Could each entry be returned exactly as it appears?

━━━ Recorded data ━━━

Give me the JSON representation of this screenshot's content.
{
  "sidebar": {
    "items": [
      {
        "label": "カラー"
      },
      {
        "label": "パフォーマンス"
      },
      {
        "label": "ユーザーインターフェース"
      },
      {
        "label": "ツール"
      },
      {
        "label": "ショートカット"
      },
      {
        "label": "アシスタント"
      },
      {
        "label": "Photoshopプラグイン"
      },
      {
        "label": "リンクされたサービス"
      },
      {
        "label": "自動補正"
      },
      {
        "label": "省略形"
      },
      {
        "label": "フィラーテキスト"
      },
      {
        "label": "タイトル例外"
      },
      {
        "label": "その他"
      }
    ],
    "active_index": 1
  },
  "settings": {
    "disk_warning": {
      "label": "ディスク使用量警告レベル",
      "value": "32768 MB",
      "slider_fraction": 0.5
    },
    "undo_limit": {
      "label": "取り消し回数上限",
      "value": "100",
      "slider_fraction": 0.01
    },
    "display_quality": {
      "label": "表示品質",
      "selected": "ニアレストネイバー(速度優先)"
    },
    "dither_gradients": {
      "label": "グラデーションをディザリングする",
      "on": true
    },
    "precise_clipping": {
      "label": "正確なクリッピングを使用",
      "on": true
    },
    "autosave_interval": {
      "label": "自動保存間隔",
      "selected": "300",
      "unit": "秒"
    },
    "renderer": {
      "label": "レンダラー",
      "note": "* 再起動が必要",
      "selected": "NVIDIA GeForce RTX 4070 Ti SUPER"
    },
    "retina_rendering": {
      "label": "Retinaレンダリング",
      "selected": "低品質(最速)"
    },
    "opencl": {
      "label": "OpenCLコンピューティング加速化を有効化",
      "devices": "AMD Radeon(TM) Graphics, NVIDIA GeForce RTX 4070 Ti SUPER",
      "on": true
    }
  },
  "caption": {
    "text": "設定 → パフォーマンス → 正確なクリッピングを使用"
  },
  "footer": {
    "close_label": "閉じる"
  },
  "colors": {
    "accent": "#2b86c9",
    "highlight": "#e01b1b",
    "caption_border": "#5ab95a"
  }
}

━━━

Answer section:
Give me the JSON representation of this screenshot's content.
{
  "sidebar": {
    "items": [
      {
        "label": "カラー"
      },
      {
        "label": "パフォーマンス"
      },
      {
        "label": "ユーザーインターフェース"
      },
      {
        "label": "ツール"
      },
      {
        "label": "ショートカット"
      },
      {
        "label": "アシスタント"
      },
      {
        "label": "Photoshopプラグイン"
      },
      {
        "label": "リンクされたサービス"
      },
      {
        "label": "自動補正"
      },
      {
        "label": "省略形"
      },
      {
        "label": "フィラーテキスト"
      },
      {
        "label": "タイトル例外"
      },
      {
        "label": "その他"
      }
    ],
    "active_index": 1
  },
  "settings": {
    "disk_warning": {
      "label": "ディスク使用量警告レベル",
      "value": "32768 MB",
      "slider_fraction": 0.5
    },
    "undo_limit": {
      "label": "取り消し回数上限",
      "value": "100",
      "slider_fraction": 0.01
    },
    "display_quality": {
      "label": "表示品質",
      "selected": "ニアレストネイバー(速度優先)"
    },
    "dither_gradients": {
      "label": "グラデーションをディザリングする",
      "on": true
    },
    "precise_clipping": {
      "label": "正確なクリッピングを使用",
      "on": true
    },
    "autosave_interval": {
      "label": "自動保存間隔",
      "selected": "300",
      "unit": "秒"
    },
    "renderer": {
      "label": "レンダラー",
      "note": "* 再起動が必要",
      "selected": "NVIDIA GeForce RTX 4070 Ti SUPER"
    },
    "retina_rendering": {
      "label": "Retinaレンダリング",
      "selected": "低品質(最速)"
    },
    "opencl": {
      "label": "OpenCLコンピューティング加速化を有効化",
      "devices": "AMD Radeon(TM) Graphics, NVIDIA GeForce RTX 4070 Ti SUPER",
      "on": true
    }
  },
  "caption": {
    "text": "設定 → パフォーマンス → 正確なクリッピングを使用"
  },
  "footer": {
    "close_label": "閉じる"
  },
  "colors": {
    "accent": "#2b86c9",
    "highlight": "#e01b1b",
    "caption_border": "#5ab95a"
  }
}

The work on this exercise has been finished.